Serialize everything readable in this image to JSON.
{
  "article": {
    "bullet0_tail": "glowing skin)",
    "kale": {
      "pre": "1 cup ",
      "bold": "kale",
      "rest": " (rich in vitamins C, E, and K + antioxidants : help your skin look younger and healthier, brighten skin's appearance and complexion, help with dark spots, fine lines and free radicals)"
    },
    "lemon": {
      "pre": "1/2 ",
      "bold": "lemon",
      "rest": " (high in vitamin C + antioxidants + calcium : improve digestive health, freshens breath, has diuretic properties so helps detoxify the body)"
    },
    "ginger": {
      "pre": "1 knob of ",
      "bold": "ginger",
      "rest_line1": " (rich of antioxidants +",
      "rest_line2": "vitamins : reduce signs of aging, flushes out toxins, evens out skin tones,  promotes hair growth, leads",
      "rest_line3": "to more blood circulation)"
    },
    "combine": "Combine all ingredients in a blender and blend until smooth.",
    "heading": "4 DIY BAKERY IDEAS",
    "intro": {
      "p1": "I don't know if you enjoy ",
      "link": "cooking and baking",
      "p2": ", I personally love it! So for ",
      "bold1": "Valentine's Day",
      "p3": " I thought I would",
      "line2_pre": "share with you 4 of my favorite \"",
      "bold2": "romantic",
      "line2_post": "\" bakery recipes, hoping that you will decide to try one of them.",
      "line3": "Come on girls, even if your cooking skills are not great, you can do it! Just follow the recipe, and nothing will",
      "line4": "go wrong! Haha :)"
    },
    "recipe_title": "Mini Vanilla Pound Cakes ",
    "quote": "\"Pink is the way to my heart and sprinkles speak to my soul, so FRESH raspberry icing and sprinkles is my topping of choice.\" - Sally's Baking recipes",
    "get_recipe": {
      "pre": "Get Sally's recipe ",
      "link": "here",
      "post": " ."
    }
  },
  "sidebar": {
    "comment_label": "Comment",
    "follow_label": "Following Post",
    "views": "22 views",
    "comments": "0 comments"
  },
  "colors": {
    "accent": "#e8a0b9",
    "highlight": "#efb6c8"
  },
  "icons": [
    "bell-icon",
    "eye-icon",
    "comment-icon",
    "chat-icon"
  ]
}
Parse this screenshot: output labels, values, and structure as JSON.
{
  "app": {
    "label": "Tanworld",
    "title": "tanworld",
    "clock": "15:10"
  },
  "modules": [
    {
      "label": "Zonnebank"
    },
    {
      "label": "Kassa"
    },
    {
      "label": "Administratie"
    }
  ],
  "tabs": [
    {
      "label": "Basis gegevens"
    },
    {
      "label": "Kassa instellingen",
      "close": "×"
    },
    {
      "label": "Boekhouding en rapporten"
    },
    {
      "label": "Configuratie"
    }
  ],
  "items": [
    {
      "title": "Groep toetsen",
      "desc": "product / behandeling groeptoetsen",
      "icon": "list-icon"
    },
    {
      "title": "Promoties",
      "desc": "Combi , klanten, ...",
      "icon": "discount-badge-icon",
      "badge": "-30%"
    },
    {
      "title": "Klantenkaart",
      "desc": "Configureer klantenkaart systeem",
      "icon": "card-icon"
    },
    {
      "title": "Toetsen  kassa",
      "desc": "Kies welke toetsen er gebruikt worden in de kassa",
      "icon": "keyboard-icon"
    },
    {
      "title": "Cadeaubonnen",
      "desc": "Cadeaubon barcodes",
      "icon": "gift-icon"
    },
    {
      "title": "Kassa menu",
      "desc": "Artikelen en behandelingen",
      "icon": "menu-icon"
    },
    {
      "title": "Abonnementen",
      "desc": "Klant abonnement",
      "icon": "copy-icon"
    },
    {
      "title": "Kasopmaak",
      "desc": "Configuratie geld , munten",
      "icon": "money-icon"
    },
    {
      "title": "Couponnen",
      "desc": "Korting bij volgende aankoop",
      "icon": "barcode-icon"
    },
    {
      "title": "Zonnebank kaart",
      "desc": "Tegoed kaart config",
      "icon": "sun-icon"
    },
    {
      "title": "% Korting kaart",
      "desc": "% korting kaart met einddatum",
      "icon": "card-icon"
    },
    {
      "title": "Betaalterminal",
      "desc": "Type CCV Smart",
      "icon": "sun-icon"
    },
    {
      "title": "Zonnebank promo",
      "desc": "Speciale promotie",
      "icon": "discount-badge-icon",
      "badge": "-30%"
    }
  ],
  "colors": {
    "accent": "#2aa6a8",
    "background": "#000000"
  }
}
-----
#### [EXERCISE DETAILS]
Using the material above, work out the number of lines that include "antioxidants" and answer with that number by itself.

#### [RESULT OF THE TASK]
3